### Problem to solve
Every record should be written out exactly, with the pictures left out.

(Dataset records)
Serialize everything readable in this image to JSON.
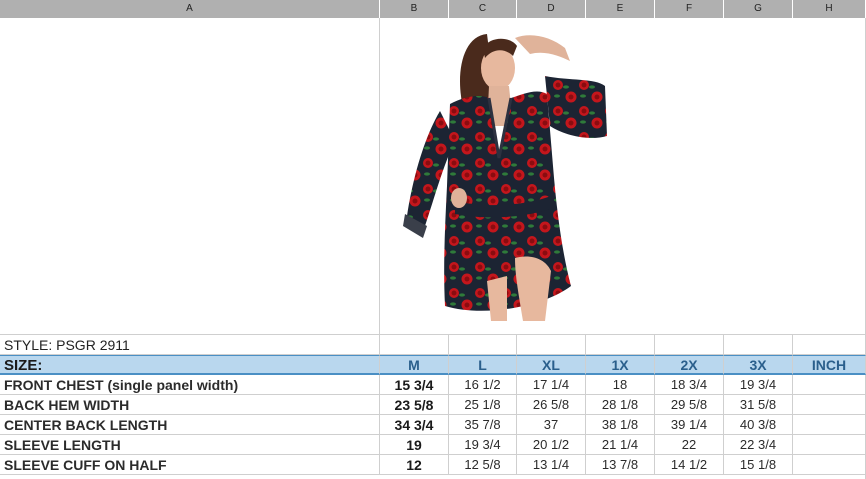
{
  "columns": [
    "A",
    "B",
    "C",
    "D",
    "E",
    "F",
    "G",
    "H"
  ],
  "style_line": "STYLE: PSGR 2911",
  "size_header": {
    "label": "SIZE:",
    "sizes": [
      "M",
      "L",
      "XL",
      "1X",
      "2X",
      "3X",
      "INCH"
    ]
  },
  "rows": [
    {
      "label": "FRONT CHEST (single panel width)",
      "values": [
        "15 3/4",
        "16 1/2",
        "17 1/4",
        "18",
        "18 3/4",
        "19 3/4",
        ""
      ]
    },
    {
      "label": "BACK HEM WIDTH",
      "values": [
        "23 5/8",
        "25 1/8",
        "26 5/8",
        "28 1/8",
        "29 5/8",
        "31 5/8",
        ""
      ]
    },
    {
      "label": "CENTER BACK LENGTH",
      "values": [
        "34 3/4",
        "35 7/8",
        "37",
        "38 1/8",
        "39 1/4",
        "40 3/8",
        ""
      ]
    },
    {
      "label": "SLEEVE LENGTH",
      "values": [
        "19",
        "19 3/4",
        "20 1/2",
        "21 1/4",
        "22",
        "22 3/4",
        ""
      ]
    },
    {
      "label": "SLEEVE CUFF ON HALF",
      "values": [
        "12",
        "12 5/8",
        "13 1/4",
        "13 7/8",
        "14 1/2",
        "15 1/8",
        ""
      ]
    }
  ],
  "colors": {
    "header_bar": "#b0b0b0",
    "size_row_fill": "#b9d7ee",
    "size_text": "#2a5f8c",
    "robe_base": "#1c2433",
    "rose": "#c4161c",
    "leaf": "#2f7a3a"
  }
}
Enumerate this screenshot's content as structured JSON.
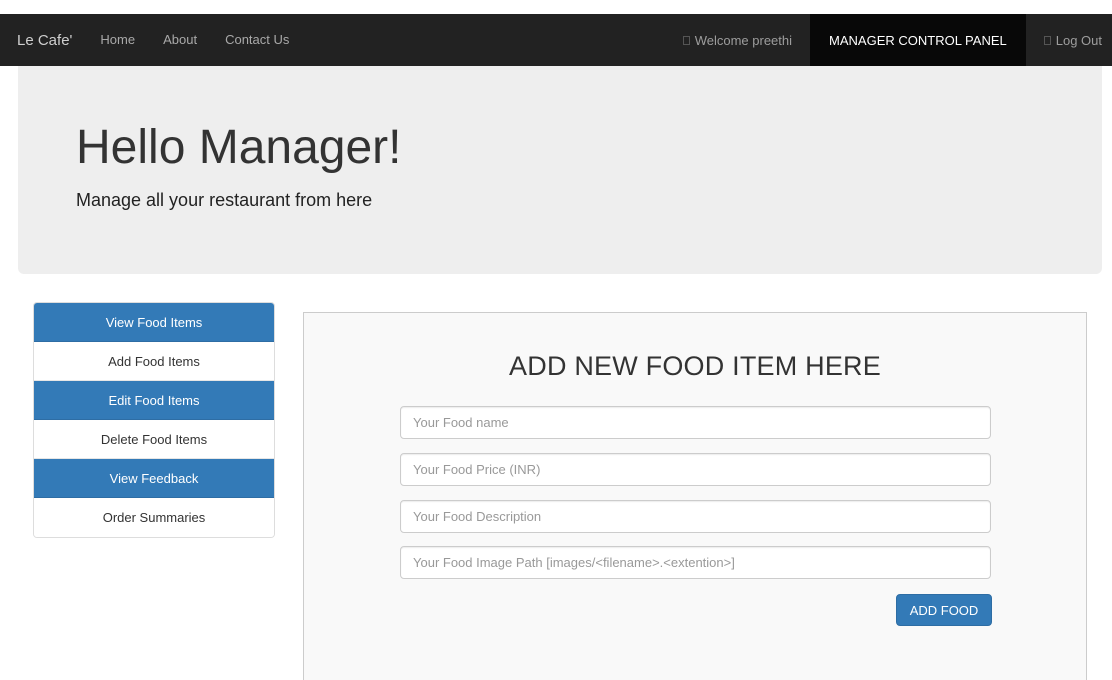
{
  "navbar": {
    "brand": "Le Cafe'",
    "links": [
      {
        "label": "Home"
      },
      {
        "label": "About"
      },
      {
        "label": "Contact Us"
      }
    ],
    "welcome": "Welcome preethi",
    "control_panel": "MANAGER CONTROL PANEL",
    "logout": "Log Out"
  },
  "jumbotron": {
    "title": "Hello Manager!",
    "subtitle": "Manage all your restaurant from here"
  },
  "side_menu": {
    "items": [
      {
        "label": "View Food Items",
        "active": true
      },
      {
        "label": "Add Food Items",
        "active": false
      },
      {
        "label": "Edit Food Items",
        "active": true
      },
      {
        "label": "Delete Food Items",
        "active": false
      },
      {
        "label": "View Feedback",
        "active": true
      },
      {
        "label": "Order Summaries",
        "active": false
      }
    ]
  },
  "form": {
    "heading": "ADD NEW FOOD ITEM HERE",
    "name_placeholder": "Your Food name",
    "price_placeholder": "Your Food Price (INR)",
    "description_placeholder": "Your Food Description",
    "image_placeholder": "Your Food Image Path [images/<filename>.<extention>]",
    "submit_label": "ADD FOOD"
  },
  "colors": {
    "navbar_bg": "#222222",
    "primary": "#337ab7",
    "jumbotron_bg": "#eeeeee"
  }
}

### Exercise solution
Serialize everything readable in this image to JSON.
{
  "columns": [
    "A",
    "B",
    "C",
    "D",
    "E",
    "F",
    "G",
    "H"
  ],
  "style_line": "STYLE: PSGR 2911",
  "size_header": {
    "label": "SIZE:",
    "sizes": [
      "M",
      "L",
      "XL",
      "1X",
      "2X",
      "3X",
      "INCH"
    ]
  },
  "rows": [
    {
      "label": "FRONT CHEST (single panel width)",
      "values": [
        "15 3/4",
        "16 1/2",
        "17 1/4",
        "18",
        "18 3/4",
        "19 3/4",
        ""
      ]
    },
    {
      "label": "BACK HEM WIDTH",
      "values": [
        "23 5/8",
        "25 1/8",
        "26 5/8",
        "28 1/8",
        "29 5/8",
        "31 5/8",
        ""
      ]
    },
    {
      "label": "CENTER BACK LENGTH",
      "values": [
        "34 3/4",
        "35 7/8",
        "37",
        "38 1/8",
        "39 1/4",
        "40 3/8",
        ""
      ]
    },
    {
      "label": "SLEEVE LENGTH",
      "values": [
        "19",
        "19 3/4",
        "20 1/2",
        "21 1/4",
        "22",
        "22 3/4",
        ""
      ]
    },
    {
      "label": "SLEEVE CUFF ON HALF",
      "values": [
        "12",
        "12 5/8",
        "13 1/4",
        "13 7/8",
        "14 1/2",
        "15 1/8",
        ""
      ]
    }
  ],
  "colors": {
    "header_bar": "#b0b0b0",
    "size_row_fill": "#b9d7ee",
    "size_text": "#2a5f8c",
    "robe_base": "#1c2433",
    "rose": "#c4161c",
    "leaf": "#2f7a3a"
  }
}
Enumerate this screenshot's content as structured JSON.
{
  "navbar": {
    "brand": "Le Cafe'",
    "links": [
      {
        "label": "Home"
      },
      {
        "label": "About"
      },
      {
        "label": "Contact Us"
      }
    ],
    "welcome": "Welcome preethi",
    "control_panel": "MANAGER CONTROL PANEL",
    "logout": "Log Out"
  },
  "jumbotron": {
    "title": "Hello Manager!",
    "subtitle": "Manage all your restaurant from here"
  },
  "side_menu": {
    "items": [
      {
        "label": "View Food Items",
        "active": true
      },
      {
        "label": "Add Food Items",
        "active": false
      },
      {
        "label": "Edit Food Items",
        "active": true
      },
      {
        "label": "Delete Food Items",
        "active": false
      },
      {
        "label": "View Feedback",
        "active": true
      },
      {
        "label": "Order Summaries",
        "active": false
      }
    ]
  },
  "form": {
    "heading": "ADD NEW FOOD ITEM HERE",
    "name_placeholder": "Your Food name",
    "price_placeholder": "Your Food Price (INR)",
    "description_placeholder": "Your Food Description",
    "image_placeholder": "Your Food Image Path [images/<filename>.<extention>]",
    "submit_label": "ADD FOOD"
  },
  "colors": {
    "navbar_bg": "#222222",
    "primary": "#337ab7",
    "jumbotron_bg": "#eeeeee"
  }
}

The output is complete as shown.